REQUIREMENT => Give the records again exactly. Pictures do not belong in the copy.

GIVEN ENTRIES =>
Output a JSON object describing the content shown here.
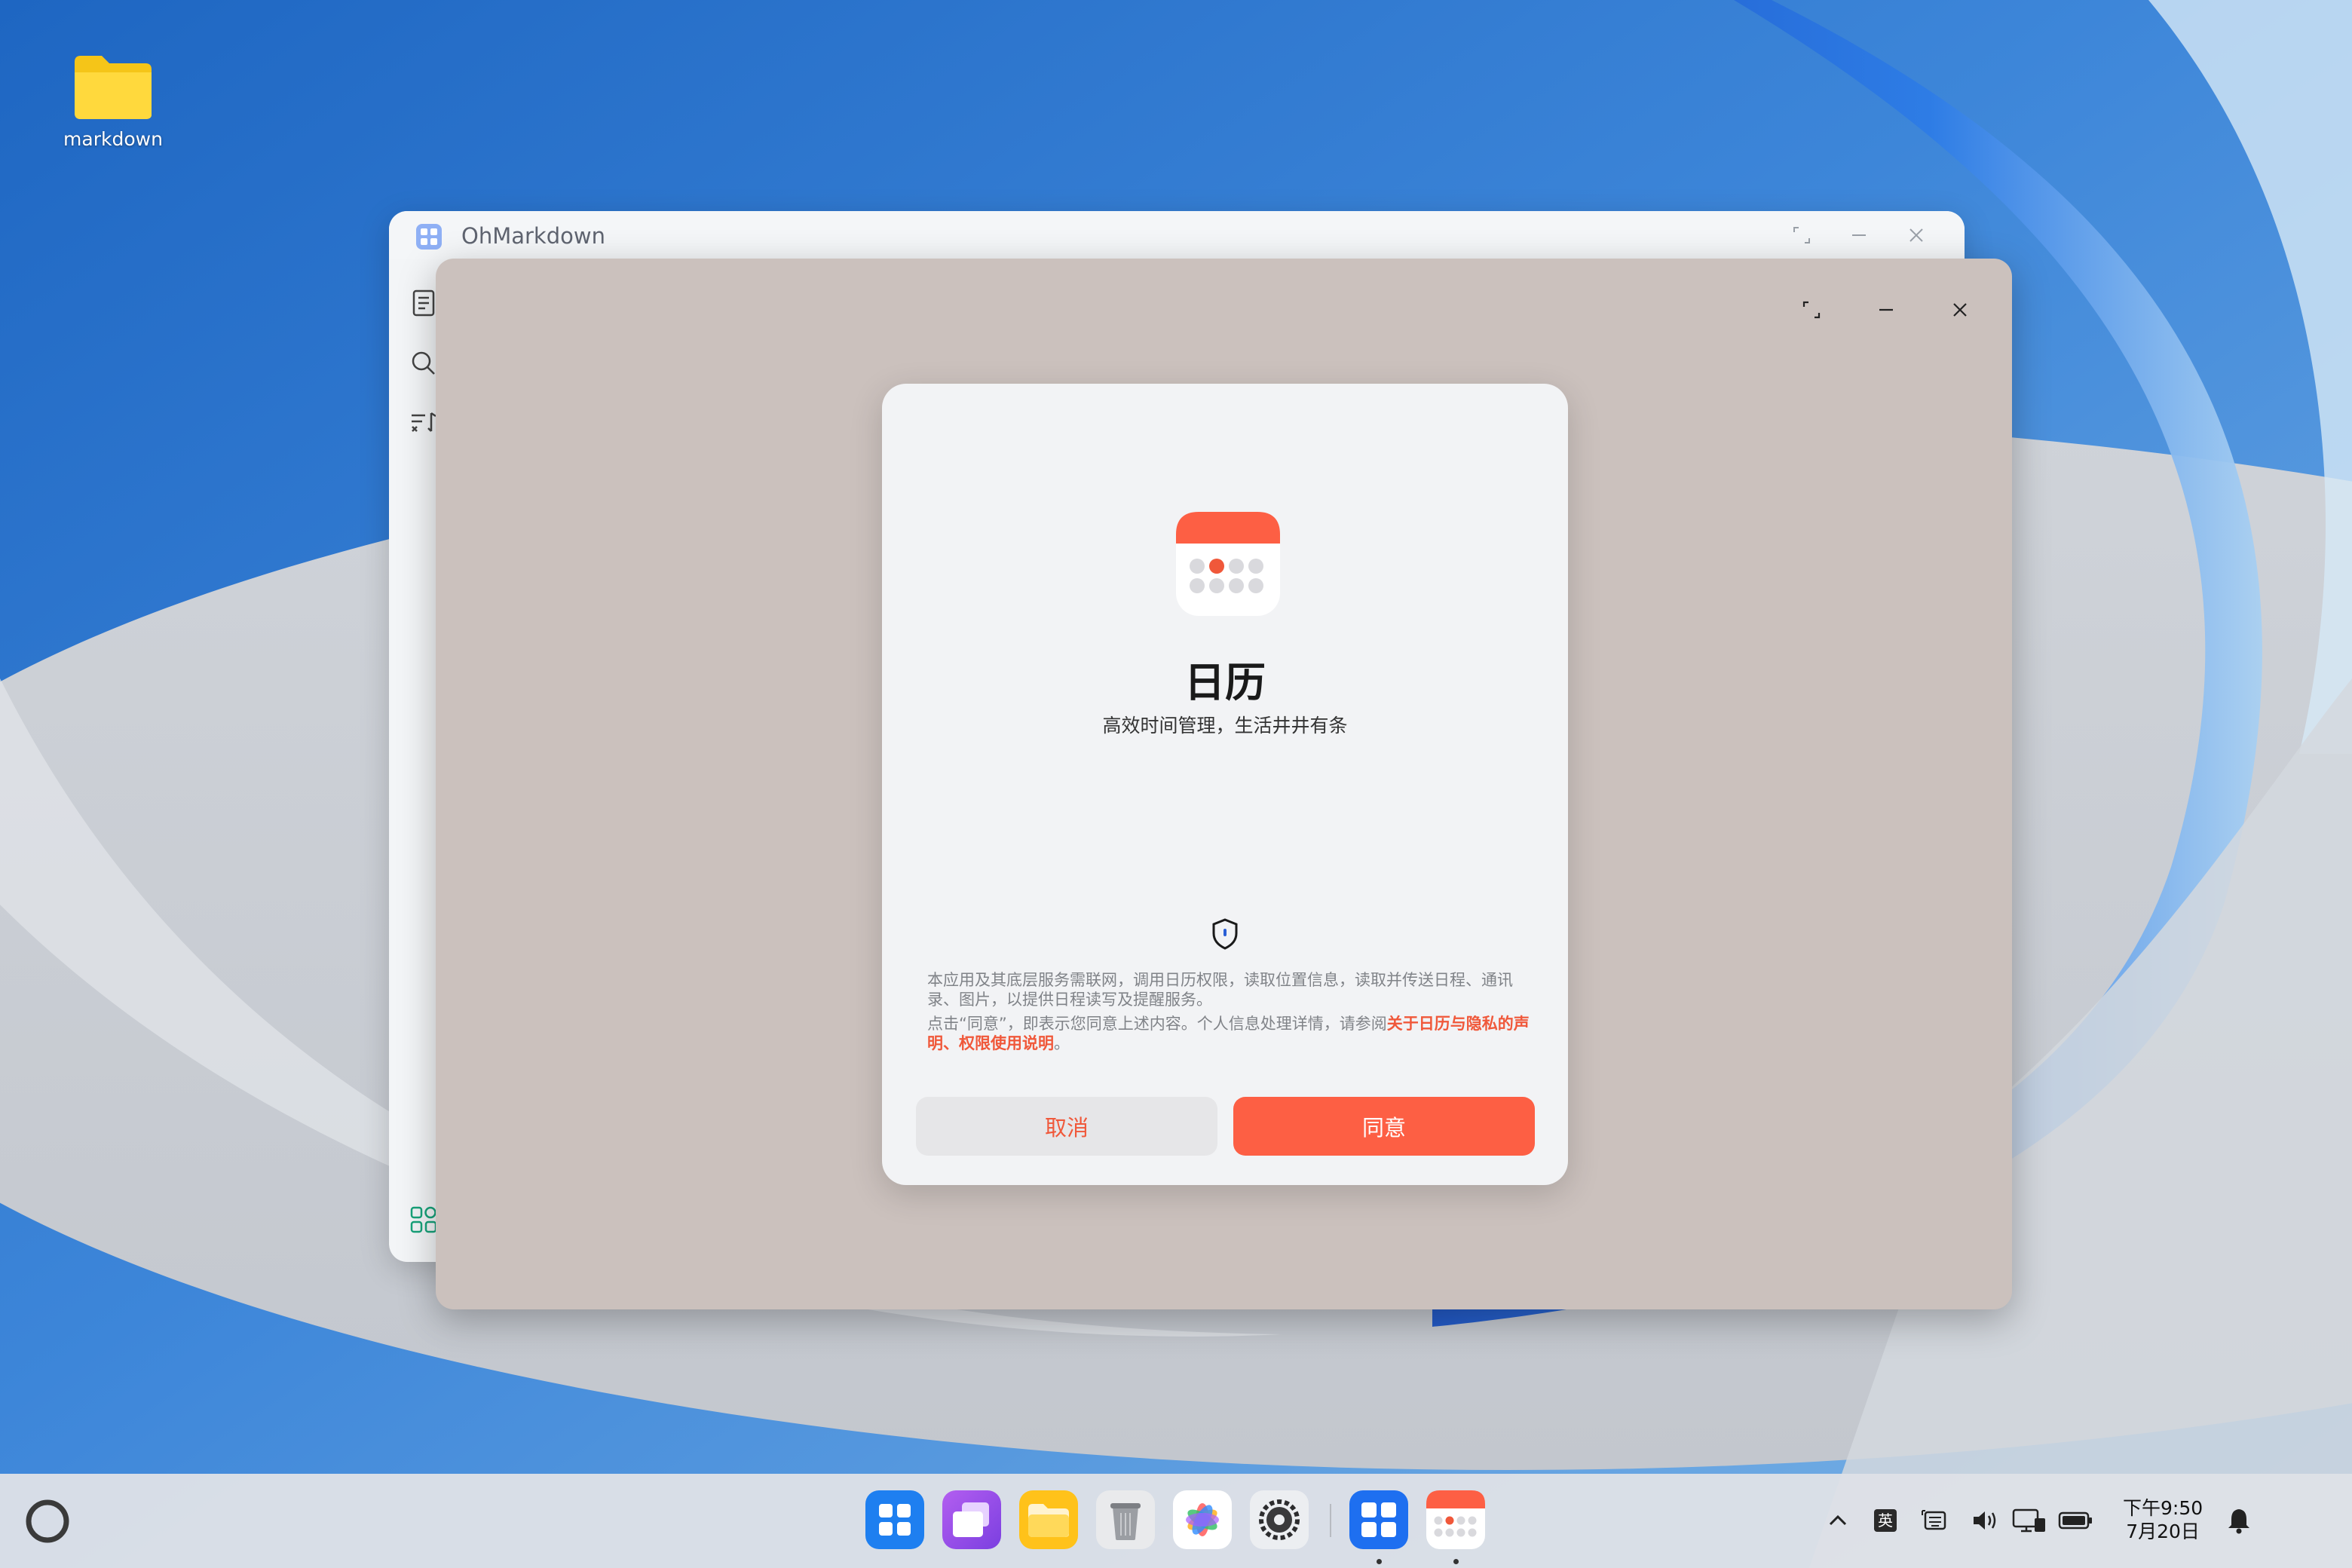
{
  "desktop": {
    "icons": [
      {
        "label": "markdown",
        "icon": "folder-icon"
      }
    ]
  },
  "back_window": {
    "title": "OhMarkdown",
    "sidebar_icons": [
      "document-icon",
      "search-icon",
      "sort-icon",
      "apps-icon"
    ]
  },
  "dialog": {
    "app_name": "日历",
    "slogan": "高效时间管理，生活井井有条",
    "privacy_line1": "本应用及其底层服务需联网，调用日历权限，读取位置信息，读取并传送日程、通讯录、图片，以提供日程读写及提醒服务。",
    "privacy_line2_prefix": "点击“同意”，即表示您同意上述内容。个人信息处理详情，请参阅",
    "privacy_link1": "关于日历与隐私的声明",
    "privacy_sep": "、",
    "privacy_link2": "权限使用说明",
    "privacy_end": "。",
    "cancel_label": "取消",
    "agree_label": "同意"
  },
  "taskbar": {
    "dock": [
      "app-center-icon",
      "multitask-icon",
      "files-icon",
      "trash-icon",
      "photos-icon",
      "settings-icon",
      "ohmarkdown-icon",
      "calendar-icon"
    ],
    "input_method": "英",
    "time": "下午9:50",
    "date": "7月20日"
  },
  "colors": {
    "accent": "#fd5f44",
    "link": "#f0583a",
    "window_bg": "#cbc1bd",
    "dialog_bg": "#f2f3f5"
  }
}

REPLY TO THE TASK =>
Output a JSON object describing the content shown here.
{
  "desktop": {
    "icons": [
      {
        "label": "markdown",
        "icon": "folder-icon"
      }
    ]
  },
  "back_window": {
    "title": "OhMarkdown",
    "sidebar_icons": [
      "document-icon",
      "search-icon",
      "sort-icon",
      "apps-icon"
    ]
  },
  "dialog": {
    "app_name": "日历",
    "slogan": "高效时间管理，生活井井有条",
    "privacy_line1": "本应用及其底层服务需联网，调用日历权限，读取位置信息，读取并传送日程、通讯录、图片，以提供日程读写及提醒服务。",
    "privacy_line2_prefix": "点击“同意”，即表示您同意上述内容。个人信息处理详情，请参阅",
    "privacy_link1": "关于日历与隐私的声明",
    "privacy_sep": "、",
    "privacy_link2": "权限使用说明",
    "privacy_end": "。",
    "cancel_label": "取消",
    "agree_label": "同意"
  },
  "taskbar": {
    "dock": [
      "app-center-icon",
      "multitask-icon",
      "files-icon",
      "trash-icon",
      "photos-icon",
      "settings-icon",
      "ohmarkdown-icon",
      "calendar-icon"
    ],
    "input_method": "英",
    "time": "下午9:50",
    "date": "7月20日"
  },
  "colors": {
    "accent": "#fd5f44",
    "link": "#f0583a",
    "window_bg": "#cbc1bd",
    "dialog_bg": "#f2f3f5"
  }
}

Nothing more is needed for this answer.